=== INPUT ===
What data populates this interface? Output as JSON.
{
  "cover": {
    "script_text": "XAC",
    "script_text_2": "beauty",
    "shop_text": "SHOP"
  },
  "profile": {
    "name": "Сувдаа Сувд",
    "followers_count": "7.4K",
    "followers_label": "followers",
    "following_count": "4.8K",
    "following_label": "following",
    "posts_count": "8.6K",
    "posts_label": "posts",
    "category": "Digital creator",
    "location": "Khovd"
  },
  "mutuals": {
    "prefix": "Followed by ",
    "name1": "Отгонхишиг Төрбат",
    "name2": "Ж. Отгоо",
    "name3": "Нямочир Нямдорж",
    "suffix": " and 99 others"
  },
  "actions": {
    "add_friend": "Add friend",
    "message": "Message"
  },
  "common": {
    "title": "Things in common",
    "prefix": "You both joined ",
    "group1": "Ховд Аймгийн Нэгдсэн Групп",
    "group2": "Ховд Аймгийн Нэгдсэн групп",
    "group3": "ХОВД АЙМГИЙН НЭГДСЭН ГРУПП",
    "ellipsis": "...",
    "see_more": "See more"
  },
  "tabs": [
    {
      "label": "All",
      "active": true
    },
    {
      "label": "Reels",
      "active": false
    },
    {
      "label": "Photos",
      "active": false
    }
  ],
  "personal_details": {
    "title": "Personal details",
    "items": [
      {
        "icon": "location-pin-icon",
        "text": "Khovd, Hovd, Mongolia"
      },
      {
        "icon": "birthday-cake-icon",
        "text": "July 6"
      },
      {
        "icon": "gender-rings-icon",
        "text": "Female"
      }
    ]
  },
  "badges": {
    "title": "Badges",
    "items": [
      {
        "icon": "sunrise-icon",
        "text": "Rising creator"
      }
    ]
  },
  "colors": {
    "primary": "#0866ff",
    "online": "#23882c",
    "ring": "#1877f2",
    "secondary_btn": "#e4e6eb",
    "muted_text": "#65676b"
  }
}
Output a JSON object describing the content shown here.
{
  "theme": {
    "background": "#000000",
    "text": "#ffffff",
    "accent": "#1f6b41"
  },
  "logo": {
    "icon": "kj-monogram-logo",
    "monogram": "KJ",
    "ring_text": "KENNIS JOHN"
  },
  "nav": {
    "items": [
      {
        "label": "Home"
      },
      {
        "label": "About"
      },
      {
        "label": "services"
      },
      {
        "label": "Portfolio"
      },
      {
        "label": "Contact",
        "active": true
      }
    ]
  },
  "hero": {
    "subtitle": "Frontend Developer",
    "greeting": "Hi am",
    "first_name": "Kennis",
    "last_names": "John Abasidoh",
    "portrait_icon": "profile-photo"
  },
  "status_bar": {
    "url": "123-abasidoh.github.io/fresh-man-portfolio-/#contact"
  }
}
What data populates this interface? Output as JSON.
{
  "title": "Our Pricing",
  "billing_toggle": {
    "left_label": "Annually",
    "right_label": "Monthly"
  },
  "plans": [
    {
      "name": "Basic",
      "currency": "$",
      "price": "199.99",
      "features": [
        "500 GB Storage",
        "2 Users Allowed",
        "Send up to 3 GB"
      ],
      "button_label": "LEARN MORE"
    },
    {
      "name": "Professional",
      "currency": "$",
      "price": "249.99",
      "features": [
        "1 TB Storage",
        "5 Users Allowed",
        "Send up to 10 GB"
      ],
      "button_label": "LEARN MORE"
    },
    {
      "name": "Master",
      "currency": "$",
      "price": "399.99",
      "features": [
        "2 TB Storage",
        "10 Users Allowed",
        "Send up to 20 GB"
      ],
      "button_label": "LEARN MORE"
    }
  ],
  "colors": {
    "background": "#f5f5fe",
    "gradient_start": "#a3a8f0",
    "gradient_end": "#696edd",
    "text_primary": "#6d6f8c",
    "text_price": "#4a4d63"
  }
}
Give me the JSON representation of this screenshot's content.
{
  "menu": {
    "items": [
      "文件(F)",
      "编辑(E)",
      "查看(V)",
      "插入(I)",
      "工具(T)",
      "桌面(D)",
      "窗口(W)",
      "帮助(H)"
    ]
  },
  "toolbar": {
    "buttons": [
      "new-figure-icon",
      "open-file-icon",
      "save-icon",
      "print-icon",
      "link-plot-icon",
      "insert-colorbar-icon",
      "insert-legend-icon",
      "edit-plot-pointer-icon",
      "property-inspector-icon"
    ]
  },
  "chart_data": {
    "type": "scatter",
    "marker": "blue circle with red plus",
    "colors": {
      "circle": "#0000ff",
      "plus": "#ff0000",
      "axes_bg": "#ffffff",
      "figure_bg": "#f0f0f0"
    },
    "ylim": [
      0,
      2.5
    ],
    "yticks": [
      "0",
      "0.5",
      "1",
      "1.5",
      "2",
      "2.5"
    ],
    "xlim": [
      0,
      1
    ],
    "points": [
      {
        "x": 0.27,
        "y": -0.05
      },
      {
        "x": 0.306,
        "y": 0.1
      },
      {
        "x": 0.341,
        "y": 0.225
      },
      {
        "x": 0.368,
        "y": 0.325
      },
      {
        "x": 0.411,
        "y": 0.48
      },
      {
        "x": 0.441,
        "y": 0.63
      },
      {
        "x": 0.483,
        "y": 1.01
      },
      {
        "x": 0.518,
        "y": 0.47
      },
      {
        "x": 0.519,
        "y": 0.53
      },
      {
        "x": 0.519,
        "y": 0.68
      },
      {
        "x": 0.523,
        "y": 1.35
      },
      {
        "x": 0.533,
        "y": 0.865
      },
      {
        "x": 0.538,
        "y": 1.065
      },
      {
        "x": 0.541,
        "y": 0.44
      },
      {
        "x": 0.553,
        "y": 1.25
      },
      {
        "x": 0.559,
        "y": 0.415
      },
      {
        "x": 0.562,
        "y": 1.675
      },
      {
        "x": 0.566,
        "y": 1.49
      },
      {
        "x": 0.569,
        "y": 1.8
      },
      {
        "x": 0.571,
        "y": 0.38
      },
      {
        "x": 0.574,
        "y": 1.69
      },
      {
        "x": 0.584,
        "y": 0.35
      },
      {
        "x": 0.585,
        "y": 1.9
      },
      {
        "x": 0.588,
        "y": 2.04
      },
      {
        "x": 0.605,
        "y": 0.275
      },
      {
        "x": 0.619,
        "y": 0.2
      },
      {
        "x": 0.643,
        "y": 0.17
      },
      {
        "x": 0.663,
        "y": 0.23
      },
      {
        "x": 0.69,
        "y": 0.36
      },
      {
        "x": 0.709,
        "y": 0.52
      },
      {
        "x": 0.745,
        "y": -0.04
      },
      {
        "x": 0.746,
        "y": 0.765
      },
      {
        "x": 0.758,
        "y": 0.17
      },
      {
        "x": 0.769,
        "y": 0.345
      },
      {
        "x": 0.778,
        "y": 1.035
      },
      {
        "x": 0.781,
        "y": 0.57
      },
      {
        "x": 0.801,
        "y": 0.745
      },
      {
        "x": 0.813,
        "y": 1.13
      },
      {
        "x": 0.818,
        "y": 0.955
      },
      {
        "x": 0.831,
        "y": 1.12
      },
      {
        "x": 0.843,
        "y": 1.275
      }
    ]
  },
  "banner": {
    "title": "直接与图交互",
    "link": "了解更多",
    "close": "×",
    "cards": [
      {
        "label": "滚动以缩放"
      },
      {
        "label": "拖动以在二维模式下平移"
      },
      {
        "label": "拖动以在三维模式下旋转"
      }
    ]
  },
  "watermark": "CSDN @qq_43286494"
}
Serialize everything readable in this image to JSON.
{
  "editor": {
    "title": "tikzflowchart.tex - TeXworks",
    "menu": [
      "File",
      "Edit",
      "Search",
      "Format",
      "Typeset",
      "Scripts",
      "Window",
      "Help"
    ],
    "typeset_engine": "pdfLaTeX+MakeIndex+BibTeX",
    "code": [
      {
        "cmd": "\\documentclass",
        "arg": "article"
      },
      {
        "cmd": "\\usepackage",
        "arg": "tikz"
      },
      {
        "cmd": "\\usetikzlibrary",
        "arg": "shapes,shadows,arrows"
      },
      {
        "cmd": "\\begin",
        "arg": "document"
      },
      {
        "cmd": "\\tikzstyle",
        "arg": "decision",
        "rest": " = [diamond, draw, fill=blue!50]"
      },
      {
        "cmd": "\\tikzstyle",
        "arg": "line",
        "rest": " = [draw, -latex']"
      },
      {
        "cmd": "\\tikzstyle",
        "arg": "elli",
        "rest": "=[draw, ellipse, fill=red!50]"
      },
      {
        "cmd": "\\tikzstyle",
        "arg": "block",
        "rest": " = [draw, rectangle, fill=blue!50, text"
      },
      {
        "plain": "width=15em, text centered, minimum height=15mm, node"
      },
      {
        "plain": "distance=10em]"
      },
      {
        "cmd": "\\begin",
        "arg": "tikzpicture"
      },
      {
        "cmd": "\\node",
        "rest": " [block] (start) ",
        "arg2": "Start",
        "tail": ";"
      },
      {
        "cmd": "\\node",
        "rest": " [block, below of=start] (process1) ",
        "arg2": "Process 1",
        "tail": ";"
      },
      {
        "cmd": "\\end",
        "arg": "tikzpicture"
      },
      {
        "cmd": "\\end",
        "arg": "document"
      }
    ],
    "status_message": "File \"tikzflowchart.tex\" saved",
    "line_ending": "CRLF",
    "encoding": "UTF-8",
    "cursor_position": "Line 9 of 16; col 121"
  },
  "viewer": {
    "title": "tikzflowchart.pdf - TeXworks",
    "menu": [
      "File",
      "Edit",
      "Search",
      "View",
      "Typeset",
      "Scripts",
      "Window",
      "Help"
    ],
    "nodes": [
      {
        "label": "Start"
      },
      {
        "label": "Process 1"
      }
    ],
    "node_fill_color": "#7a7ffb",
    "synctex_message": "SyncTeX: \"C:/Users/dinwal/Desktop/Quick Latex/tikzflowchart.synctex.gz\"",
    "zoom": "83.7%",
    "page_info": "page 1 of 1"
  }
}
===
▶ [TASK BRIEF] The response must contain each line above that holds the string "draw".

▶ [SOLUTION FOR THIS TASK]
        "rest": " = [diamond, draw, fill=blue!50]"
        "rest": " = [draw, -latex']"
        "rest": "=[draw, ellipse, fill=red!50]"
        "rest": " = [draw, rectangle, fill=blue!50, text"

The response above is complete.